▶ ACTIVITY
Nothing but a number is wanted: the count of lines in the records below that include "legend".

▶ RECORDS SHOWN
╭──
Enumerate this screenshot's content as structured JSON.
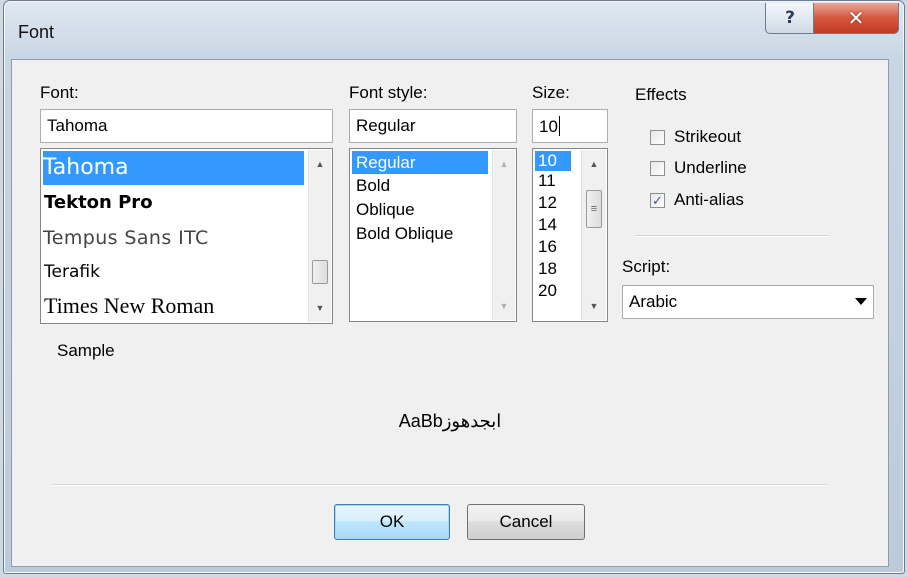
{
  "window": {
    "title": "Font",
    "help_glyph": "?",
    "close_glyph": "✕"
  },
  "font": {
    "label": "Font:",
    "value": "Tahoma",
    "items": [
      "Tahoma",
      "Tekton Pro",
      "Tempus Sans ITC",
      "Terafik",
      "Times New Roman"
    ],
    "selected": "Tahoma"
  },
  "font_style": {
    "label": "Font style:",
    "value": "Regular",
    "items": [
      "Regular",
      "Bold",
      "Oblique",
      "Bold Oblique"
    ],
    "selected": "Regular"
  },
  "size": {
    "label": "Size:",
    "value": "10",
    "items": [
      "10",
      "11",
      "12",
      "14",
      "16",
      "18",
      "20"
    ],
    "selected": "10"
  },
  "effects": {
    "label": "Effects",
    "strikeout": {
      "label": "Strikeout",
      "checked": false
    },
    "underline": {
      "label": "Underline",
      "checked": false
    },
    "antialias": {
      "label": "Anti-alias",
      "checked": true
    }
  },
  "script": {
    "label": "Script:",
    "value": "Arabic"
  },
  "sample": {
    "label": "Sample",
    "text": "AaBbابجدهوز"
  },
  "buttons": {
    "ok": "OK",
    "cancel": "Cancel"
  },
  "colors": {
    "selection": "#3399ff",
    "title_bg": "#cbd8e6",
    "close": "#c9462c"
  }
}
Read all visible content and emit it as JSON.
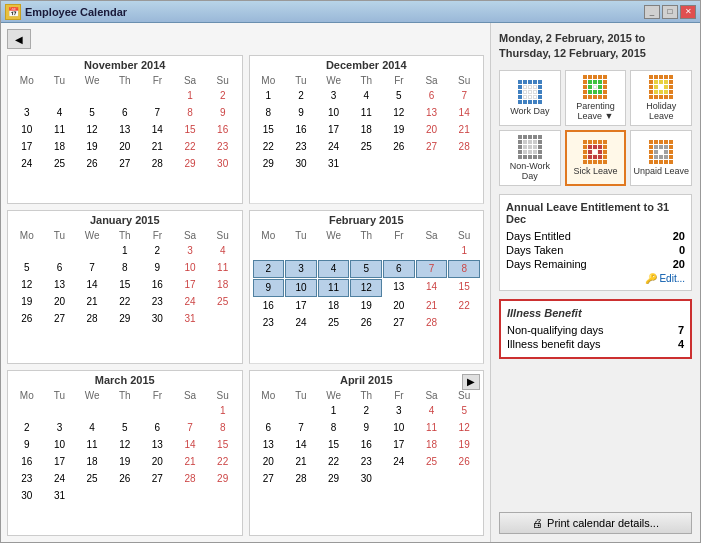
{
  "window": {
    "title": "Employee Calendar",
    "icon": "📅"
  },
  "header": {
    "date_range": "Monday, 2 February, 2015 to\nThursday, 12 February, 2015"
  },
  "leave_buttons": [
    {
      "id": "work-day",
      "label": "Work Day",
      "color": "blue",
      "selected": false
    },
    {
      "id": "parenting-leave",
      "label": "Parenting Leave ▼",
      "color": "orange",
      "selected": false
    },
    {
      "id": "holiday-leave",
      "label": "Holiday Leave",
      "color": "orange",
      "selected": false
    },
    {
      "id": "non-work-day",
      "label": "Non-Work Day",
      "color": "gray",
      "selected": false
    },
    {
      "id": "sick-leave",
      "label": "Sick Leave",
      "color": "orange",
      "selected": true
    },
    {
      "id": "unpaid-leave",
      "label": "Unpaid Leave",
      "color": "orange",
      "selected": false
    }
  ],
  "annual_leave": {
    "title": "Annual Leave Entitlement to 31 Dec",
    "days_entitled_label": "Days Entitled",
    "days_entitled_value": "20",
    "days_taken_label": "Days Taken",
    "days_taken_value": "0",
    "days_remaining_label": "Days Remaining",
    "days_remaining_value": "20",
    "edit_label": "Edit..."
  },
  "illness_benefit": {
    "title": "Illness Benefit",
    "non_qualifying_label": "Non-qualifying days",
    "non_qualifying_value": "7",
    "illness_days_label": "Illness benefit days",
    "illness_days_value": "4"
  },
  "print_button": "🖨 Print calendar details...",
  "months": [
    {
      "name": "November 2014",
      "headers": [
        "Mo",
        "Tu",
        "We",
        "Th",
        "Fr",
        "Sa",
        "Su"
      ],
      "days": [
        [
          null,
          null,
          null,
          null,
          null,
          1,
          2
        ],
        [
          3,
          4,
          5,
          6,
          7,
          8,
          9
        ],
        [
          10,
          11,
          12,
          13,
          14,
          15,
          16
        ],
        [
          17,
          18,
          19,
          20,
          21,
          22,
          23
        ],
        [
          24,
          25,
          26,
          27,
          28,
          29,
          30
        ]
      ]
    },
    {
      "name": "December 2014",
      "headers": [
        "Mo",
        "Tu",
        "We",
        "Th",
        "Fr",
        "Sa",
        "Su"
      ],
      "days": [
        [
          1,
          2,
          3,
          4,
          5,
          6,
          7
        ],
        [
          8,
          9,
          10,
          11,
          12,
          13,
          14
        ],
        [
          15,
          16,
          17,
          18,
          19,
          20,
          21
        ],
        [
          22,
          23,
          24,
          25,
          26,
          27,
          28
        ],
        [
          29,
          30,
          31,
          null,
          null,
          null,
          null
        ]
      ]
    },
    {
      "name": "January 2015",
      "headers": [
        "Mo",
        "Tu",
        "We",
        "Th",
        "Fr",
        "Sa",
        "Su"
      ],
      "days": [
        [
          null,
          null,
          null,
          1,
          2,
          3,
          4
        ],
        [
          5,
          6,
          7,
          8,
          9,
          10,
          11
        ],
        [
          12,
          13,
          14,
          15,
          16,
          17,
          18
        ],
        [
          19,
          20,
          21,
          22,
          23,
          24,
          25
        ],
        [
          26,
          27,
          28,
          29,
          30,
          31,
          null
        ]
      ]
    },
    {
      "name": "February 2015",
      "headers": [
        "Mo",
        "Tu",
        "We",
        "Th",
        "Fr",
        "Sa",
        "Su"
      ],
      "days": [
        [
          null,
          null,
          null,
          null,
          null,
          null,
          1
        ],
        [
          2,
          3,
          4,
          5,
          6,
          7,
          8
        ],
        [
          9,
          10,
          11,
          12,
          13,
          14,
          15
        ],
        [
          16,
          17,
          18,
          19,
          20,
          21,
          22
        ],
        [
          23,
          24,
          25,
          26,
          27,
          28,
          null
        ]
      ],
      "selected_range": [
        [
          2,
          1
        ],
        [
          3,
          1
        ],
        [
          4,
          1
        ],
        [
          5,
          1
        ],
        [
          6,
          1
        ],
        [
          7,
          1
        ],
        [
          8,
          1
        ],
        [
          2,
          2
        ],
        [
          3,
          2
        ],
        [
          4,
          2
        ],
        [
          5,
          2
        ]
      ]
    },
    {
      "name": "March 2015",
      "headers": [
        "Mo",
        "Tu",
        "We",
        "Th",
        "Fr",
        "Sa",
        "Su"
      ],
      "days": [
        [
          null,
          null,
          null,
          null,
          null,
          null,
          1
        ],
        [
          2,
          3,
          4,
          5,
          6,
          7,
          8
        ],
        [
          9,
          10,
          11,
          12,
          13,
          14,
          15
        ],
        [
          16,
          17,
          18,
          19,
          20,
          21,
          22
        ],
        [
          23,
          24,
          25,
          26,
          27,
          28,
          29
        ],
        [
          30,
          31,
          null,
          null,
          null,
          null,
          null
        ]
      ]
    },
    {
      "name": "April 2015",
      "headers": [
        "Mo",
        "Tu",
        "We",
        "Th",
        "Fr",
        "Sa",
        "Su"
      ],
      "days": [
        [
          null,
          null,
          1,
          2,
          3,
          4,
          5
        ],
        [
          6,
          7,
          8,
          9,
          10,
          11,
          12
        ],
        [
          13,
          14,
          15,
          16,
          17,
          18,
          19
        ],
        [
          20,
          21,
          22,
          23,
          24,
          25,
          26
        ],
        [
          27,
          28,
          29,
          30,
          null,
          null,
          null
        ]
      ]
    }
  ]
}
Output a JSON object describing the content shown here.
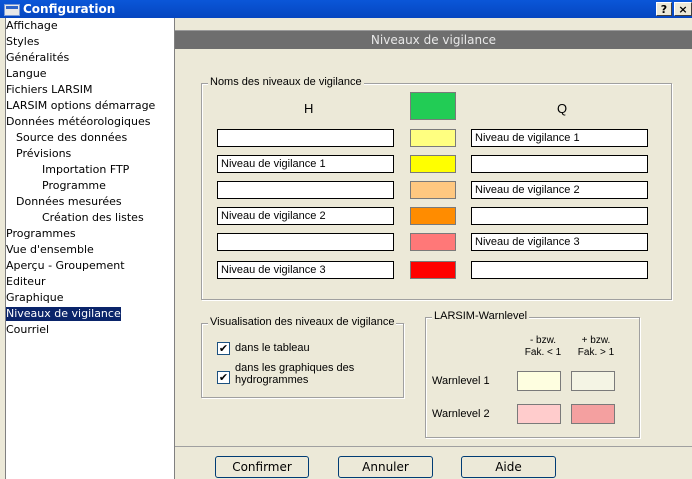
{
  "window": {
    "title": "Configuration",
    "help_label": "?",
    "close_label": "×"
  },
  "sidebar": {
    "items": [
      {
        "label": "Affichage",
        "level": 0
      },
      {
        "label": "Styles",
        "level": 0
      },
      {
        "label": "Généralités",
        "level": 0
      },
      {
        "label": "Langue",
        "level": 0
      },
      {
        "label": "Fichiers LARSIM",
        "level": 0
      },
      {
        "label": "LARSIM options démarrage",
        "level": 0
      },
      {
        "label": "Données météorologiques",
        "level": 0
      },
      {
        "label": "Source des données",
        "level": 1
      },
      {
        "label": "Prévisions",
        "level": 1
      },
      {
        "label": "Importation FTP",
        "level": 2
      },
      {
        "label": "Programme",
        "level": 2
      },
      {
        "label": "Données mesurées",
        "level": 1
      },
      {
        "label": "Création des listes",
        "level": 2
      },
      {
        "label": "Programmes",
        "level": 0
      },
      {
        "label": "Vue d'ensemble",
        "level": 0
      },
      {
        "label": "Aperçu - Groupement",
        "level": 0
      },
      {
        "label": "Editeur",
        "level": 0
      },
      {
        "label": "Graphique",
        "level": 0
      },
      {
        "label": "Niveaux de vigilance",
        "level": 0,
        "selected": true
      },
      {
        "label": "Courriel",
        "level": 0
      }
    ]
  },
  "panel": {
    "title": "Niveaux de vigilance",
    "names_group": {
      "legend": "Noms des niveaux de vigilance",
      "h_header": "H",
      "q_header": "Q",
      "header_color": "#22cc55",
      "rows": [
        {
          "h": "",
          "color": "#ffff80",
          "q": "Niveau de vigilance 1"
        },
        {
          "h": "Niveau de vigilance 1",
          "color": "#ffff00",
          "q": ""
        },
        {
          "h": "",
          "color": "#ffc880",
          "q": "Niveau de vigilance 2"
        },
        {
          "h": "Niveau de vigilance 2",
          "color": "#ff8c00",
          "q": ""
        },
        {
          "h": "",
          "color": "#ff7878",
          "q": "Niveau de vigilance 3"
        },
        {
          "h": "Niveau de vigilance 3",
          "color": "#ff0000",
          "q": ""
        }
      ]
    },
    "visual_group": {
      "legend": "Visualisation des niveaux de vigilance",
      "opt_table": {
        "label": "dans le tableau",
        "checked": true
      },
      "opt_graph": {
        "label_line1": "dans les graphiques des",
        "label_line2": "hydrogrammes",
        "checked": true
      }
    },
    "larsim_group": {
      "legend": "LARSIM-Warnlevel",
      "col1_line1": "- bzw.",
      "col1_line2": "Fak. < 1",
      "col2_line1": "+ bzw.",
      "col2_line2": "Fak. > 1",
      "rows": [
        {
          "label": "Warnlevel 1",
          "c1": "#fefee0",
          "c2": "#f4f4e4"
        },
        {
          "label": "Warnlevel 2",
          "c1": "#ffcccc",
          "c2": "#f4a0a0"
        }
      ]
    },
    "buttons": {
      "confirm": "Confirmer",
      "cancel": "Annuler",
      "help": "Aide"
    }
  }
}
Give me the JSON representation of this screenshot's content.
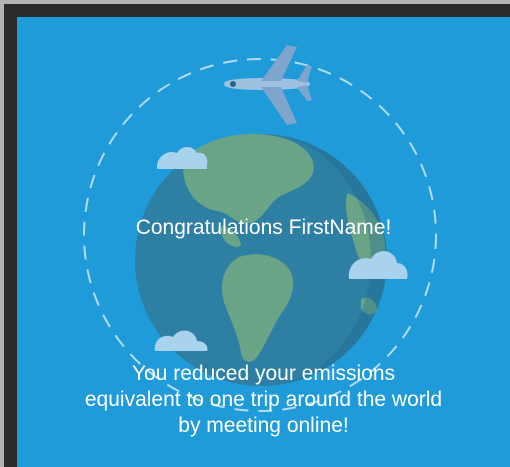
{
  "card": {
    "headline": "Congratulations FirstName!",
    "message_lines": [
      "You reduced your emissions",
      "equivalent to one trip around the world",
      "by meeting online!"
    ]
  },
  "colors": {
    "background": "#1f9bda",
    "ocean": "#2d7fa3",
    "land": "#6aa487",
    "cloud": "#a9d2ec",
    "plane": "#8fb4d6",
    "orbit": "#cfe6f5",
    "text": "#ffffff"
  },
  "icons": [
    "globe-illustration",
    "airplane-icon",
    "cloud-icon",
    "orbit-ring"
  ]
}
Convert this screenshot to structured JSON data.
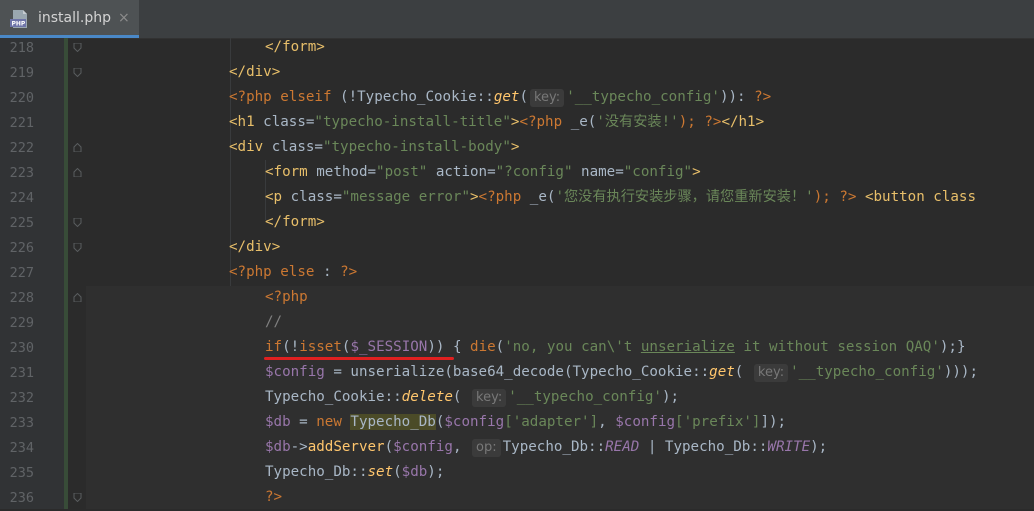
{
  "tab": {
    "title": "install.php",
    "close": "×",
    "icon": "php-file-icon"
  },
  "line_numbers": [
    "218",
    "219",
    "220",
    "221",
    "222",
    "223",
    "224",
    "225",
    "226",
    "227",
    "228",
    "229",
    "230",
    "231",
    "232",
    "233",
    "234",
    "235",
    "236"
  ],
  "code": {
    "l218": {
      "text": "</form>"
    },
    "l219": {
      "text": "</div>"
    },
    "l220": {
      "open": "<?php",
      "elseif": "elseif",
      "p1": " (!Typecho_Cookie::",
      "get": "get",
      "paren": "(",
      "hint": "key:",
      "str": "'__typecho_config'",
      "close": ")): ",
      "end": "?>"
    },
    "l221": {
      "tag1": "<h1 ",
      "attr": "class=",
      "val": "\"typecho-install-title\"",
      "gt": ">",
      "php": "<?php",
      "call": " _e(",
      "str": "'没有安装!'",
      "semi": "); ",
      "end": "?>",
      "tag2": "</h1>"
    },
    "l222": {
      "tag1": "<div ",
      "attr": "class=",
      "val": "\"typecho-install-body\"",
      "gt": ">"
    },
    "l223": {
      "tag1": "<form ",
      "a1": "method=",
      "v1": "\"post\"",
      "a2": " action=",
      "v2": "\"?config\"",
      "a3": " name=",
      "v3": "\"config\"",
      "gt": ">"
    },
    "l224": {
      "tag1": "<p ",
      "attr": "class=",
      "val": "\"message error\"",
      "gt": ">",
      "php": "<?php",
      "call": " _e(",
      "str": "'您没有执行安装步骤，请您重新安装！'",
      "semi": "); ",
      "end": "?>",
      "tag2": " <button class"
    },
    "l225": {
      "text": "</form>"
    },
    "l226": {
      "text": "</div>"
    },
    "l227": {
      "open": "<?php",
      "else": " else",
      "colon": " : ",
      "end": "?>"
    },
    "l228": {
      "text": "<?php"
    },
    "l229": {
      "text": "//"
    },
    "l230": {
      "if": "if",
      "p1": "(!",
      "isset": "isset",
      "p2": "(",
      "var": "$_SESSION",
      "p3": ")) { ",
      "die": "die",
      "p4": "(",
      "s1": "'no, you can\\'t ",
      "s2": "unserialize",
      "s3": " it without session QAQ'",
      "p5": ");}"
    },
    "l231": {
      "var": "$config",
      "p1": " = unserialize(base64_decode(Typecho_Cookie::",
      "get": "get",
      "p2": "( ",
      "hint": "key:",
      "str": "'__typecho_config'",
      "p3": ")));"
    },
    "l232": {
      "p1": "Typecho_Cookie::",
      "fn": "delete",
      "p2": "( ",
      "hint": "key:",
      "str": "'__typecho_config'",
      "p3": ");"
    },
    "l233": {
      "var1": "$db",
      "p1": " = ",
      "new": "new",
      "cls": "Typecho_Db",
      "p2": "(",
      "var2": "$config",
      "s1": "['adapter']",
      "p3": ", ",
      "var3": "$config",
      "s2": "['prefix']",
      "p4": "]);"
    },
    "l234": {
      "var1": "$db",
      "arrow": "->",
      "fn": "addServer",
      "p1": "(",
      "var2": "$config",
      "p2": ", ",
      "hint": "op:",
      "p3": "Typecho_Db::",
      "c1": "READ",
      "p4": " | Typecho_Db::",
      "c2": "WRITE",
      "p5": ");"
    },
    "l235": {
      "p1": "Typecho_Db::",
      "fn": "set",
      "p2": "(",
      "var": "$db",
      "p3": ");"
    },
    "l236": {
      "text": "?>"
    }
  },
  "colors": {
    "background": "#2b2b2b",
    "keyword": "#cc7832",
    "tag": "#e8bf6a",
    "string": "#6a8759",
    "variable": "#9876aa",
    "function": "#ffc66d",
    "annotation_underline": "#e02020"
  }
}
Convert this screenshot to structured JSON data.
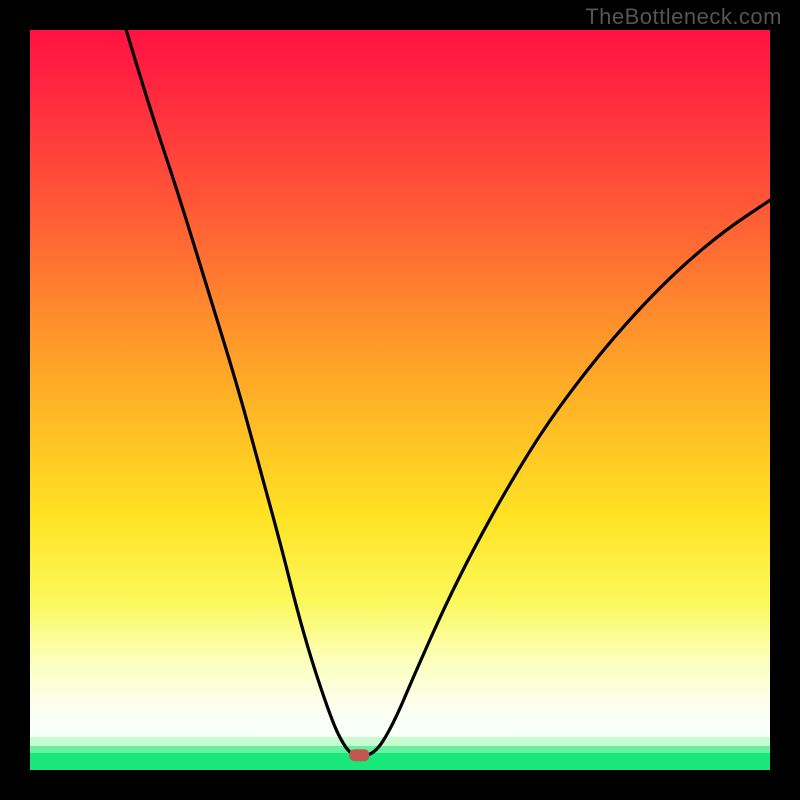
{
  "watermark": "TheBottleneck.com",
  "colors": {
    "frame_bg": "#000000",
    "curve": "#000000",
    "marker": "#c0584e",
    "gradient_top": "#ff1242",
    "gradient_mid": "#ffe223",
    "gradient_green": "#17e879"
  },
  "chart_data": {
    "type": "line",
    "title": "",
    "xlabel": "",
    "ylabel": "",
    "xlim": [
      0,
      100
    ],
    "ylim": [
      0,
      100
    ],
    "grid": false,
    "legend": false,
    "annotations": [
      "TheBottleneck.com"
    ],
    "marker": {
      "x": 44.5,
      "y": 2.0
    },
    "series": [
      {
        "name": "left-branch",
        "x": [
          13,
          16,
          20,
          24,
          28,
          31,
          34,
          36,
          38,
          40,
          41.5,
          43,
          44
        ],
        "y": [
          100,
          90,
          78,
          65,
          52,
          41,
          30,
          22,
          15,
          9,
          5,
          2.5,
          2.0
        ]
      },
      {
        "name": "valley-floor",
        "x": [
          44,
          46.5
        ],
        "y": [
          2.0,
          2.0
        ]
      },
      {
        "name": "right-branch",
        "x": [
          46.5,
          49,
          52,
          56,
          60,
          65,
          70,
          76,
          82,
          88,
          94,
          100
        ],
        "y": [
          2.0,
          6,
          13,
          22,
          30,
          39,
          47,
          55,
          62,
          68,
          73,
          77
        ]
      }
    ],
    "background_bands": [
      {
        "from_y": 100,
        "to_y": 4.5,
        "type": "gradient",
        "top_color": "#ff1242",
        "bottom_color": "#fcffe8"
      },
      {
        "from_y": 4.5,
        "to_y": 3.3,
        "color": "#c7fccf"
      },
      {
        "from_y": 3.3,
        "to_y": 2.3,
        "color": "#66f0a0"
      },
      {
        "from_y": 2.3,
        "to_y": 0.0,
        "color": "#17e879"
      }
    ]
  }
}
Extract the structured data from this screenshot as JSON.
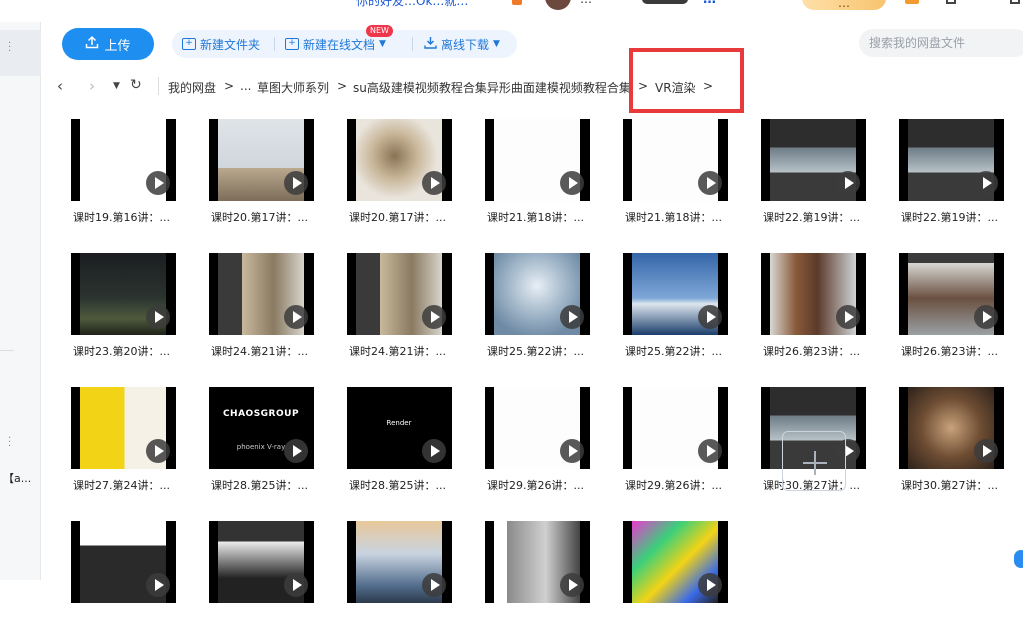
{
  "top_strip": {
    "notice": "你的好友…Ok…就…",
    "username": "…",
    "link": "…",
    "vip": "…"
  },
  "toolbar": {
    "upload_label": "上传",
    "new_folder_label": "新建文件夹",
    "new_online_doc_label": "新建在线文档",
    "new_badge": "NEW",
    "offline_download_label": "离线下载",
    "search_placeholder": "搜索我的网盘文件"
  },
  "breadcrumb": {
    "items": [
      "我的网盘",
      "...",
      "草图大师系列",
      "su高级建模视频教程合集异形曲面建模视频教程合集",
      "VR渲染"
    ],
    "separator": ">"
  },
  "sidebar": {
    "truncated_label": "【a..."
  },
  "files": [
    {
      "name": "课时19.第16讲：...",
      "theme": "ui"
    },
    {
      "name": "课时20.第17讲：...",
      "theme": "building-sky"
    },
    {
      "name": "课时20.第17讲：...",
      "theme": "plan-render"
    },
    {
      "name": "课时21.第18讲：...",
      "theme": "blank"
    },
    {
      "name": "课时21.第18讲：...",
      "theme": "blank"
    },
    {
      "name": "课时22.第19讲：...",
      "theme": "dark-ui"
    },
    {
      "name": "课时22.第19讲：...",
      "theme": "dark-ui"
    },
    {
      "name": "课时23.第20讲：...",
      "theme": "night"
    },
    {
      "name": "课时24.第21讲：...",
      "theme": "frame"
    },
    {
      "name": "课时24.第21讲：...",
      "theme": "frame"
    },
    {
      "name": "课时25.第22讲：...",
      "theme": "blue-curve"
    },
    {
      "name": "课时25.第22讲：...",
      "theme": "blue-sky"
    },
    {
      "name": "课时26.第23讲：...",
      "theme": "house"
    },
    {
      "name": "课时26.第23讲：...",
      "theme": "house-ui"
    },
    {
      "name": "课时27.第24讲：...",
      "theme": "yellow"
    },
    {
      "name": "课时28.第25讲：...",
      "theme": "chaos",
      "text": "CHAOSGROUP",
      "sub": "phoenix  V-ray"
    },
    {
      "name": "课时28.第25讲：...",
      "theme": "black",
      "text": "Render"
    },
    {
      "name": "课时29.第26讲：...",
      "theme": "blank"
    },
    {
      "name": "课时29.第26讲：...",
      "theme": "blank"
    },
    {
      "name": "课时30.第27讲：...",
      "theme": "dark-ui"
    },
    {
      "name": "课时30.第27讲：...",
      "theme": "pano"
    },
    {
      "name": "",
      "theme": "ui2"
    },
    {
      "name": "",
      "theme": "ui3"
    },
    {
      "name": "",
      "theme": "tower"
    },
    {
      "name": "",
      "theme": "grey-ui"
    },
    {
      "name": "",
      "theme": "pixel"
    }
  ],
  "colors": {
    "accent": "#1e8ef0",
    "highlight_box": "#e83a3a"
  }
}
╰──
▶ ANSWER AREA
4